2. The agreement was the product of fraud, duress, coercion, or overreaching; or

3. The agreement was unconscionable when it was executed and, before execution of the agreement, that party:

a. Was not provided a fair and reasonable disclosure of the property or financial obligations of the other party;

b. Did not voluntarily and expressly waive, in writing, any right to disclosure of the property or financial obligations of the other party beyond the disclosure provided; and

c. Did not have, or reasonably could not have had, an adequate knowledge of the property or financial obligations of the other party.” Fla. Stat. Sec 61.079(7)

All of these grounds for declaring a Florida premarital agreement to be unenforceable amount to one underlying theme “was there sufficient disclosure?”  As premarital agreements are almost entirely regarding assets and income those items must have been adequately disclosed to prevent a claim of fraud or lack of voluntary agreement.

The Florida courts have had many cases that discuss the timing of presentment of a premarital agreement as a factor in whether one party was subject to duress.  Specifically, the courts ask “when did you first see the proposed agreement?”  Two days before the wedding is duress. Hjortaas vs. McCabe, 656 So. 2d 168 (Fla. 2d DCA 1995).  However, two weeks before the wedding with full disclosure and prior negotiation provided for an enforceable premarital contract.  Waton v. Waton, 887 So. 2d 419 (Fla. 4th DCA 2004).

Overreaching is a more common attack on a premarital agreement.  Essentially, overreaching is the claim that there was no agreement because the level of trust one party had in the other party was so much that they had no knowledge at all of what they were getting into.  Usually this has to be proven by the other party saying something like, “don’t worry.  This agreement won’t effect your rights.”

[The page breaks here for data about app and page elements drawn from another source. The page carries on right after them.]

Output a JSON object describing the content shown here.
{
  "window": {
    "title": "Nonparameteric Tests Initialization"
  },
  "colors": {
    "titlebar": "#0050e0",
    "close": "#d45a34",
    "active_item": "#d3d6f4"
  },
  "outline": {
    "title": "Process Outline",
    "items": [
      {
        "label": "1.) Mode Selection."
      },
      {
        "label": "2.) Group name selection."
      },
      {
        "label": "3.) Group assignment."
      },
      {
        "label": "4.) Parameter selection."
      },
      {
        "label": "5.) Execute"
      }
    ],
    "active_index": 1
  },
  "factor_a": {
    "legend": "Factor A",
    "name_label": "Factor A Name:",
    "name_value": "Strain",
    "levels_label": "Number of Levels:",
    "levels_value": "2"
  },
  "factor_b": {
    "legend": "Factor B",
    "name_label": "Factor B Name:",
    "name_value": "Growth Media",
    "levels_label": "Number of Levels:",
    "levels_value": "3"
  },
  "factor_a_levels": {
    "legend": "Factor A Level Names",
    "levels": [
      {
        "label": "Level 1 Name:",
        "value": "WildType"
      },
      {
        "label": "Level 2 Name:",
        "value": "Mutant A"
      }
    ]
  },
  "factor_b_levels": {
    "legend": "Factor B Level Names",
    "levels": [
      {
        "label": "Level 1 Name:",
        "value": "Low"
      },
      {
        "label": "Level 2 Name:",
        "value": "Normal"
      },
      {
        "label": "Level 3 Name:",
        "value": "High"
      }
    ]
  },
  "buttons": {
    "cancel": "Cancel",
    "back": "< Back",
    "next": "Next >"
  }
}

The courts can consider general fairness in itself in deciding if a Florida premarital agreement is enforceable.

“(c) An issue of unconscionability of a premarital agreement shall be decided by the court as a matter of law.” Fla. Stat. Sec. 61.079

But, once that unfairness is established the courts have established a test as to whether the agreement can be thrown out.  If the premarital agreement-defending-spouse can show that there was “either a full , frank disclosure to the challenging spouse by the defending spouse before the signing of the agreement relative to the value of all the marital property and income of the parties or (b) a general and approximate knowledge by the challenging spouse of the character and extent of the marital property sufficient to obtain a value by the reasonable means, as well as a general knowledge of the income of the parties.” Casto v. Casto, 508 So. 2d 330 (Fla. 1987).  Again, one can see how this all comes down to disclosure of assets and income as the key to ensuring that a premarital agreement is valid.

A premarital contract can be entered into without an attorney but, if so, the challenging spouse can use the absence of an attorney’s counsel to prove lack of disclosure and/or overreaching.

Oddly, a prenuptial agreement can elect to use the laws of another state (usually the state where the agreement was signed) even though the divorce is to proceed in Florida based on the residency of one or both of the parties.  This creates the awkward situation where a judge in Florida is applying another state’s laws.

Contact my Naples, Florida family law office to learn how to make a prenuptial agreement, verify if your prenuptial agreement is valid or learn how to invalidate your prenuptial agreement.